Quick and cheap my friend. If you want to be an APN focus on that. Get the boxes you need checked specifically for the program(s) you're interested in.
With regards to paramedic to RN programs, I considered this many years ago. Had the opportunity been more geographically accomodating I'd probably have followed up on it too. However, I stopped working as a paramedic in February 2006 and wouldn't function in that capacity again for any reason. My career is now law enforcement, but I'm working on a second bachelor's degree as well, and this new one is in nursing. I'll probably be a nurse, but I've been having second thoughts about that. At any rate, a paramedic could go on and learn things that nurses do quite readily. The focus of the programs are obviously different, but of at least a dozen paramedics I've spoken with they've all agreed medic school was hands down more difficult to master than nursing school

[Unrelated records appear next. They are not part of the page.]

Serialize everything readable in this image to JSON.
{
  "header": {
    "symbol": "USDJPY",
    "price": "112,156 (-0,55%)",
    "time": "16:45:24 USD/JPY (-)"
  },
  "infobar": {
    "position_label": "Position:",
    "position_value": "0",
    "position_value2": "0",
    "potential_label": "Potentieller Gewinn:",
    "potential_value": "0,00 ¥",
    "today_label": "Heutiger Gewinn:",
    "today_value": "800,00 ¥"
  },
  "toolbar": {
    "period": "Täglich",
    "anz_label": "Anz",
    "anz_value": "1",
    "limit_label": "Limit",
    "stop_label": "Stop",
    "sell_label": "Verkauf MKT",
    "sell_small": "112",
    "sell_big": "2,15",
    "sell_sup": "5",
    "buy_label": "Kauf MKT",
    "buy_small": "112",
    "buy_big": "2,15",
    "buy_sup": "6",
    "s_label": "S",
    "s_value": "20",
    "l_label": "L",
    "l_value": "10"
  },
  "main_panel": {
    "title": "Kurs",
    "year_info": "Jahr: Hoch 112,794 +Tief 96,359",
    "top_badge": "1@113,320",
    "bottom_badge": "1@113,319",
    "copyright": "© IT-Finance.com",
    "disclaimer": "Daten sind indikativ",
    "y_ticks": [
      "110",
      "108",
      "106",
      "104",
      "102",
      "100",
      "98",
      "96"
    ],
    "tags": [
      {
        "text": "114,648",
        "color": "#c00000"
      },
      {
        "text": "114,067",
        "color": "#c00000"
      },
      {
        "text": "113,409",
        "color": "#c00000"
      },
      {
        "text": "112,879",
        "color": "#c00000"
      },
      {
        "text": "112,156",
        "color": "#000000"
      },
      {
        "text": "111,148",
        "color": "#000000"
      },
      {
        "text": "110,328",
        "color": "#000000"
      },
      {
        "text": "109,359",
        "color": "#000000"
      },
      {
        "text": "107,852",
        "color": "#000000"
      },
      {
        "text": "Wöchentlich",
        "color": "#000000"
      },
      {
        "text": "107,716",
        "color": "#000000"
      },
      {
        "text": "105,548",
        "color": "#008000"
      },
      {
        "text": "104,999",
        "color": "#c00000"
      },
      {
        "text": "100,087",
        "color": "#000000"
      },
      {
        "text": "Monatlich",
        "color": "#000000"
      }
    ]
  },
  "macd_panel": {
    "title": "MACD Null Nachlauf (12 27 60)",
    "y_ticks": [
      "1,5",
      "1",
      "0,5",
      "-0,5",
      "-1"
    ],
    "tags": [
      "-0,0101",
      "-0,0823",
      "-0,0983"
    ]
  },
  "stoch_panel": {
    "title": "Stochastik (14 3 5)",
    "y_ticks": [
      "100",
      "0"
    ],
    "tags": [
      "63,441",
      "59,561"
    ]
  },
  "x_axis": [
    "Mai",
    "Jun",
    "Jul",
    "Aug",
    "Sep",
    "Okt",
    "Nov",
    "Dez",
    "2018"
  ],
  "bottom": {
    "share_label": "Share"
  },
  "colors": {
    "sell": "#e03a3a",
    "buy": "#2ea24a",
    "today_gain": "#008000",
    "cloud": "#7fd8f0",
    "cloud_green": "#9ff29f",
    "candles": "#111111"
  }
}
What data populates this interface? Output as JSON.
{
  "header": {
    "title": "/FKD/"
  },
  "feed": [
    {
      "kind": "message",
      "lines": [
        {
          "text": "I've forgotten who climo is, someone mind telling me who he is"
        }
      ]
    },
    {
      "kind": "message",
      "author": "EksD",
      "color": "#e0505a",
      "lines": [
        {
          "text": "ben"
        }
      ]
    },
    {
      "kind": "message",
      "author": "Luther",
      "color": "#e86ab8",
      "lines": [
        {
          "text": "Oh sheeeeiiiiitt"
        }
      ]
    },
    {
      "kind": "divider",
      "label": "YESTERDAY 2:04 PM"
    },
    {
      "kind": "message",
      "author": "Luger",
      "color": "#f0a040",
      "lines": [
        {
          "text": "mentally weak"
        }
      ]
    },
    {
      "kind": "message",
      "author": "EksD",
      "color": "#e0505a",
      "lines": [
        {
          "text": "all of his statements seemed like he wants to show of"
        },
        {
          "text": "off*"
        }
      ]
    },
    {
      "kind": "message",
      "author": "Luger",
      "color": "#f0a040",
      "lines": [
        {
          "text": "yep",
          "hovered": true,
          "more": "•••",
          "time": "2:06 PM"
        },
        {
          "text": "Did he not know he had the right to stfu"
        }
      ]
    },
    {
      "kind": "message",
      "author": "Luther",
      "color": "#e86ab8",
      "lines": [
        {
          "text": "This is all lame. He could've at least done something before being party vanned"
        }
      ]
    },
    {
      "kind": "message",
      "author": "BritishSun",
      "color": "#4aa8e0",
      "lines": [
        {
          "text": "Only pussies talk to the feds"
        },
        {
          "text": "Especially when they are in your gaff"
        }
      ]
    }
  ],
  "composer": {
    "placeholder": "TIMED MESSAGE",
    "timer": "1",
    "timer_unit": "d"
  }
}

. The devil child of nursing school is the constant bellyaching about how hard it is (really?) and the frivolous, petty assignments that instructors dole out. However, chronic disease management is not a role for paramedics, and medic school is quite deficient in that area. I've learned a lot with regards to how people live with diseases and conditions that go beyond the everyday disease like a cold and the emergent condition - those items most focused on in paramedic school. You could learn all of that in a paramedic to RN program, but I think you're not as well served. That could depend on the value of the faculty though. If they're good maybe they can convey all of it without you have to pick it up yourself. In hindsight, I think you're best served by doing both separately, and I'm not saying this as a champion for nursing school or a slam against medic school. I'm very neutral because as I said I wouldn't be a paramedic again, and I'm not jumping up and down about the chance of being a RN.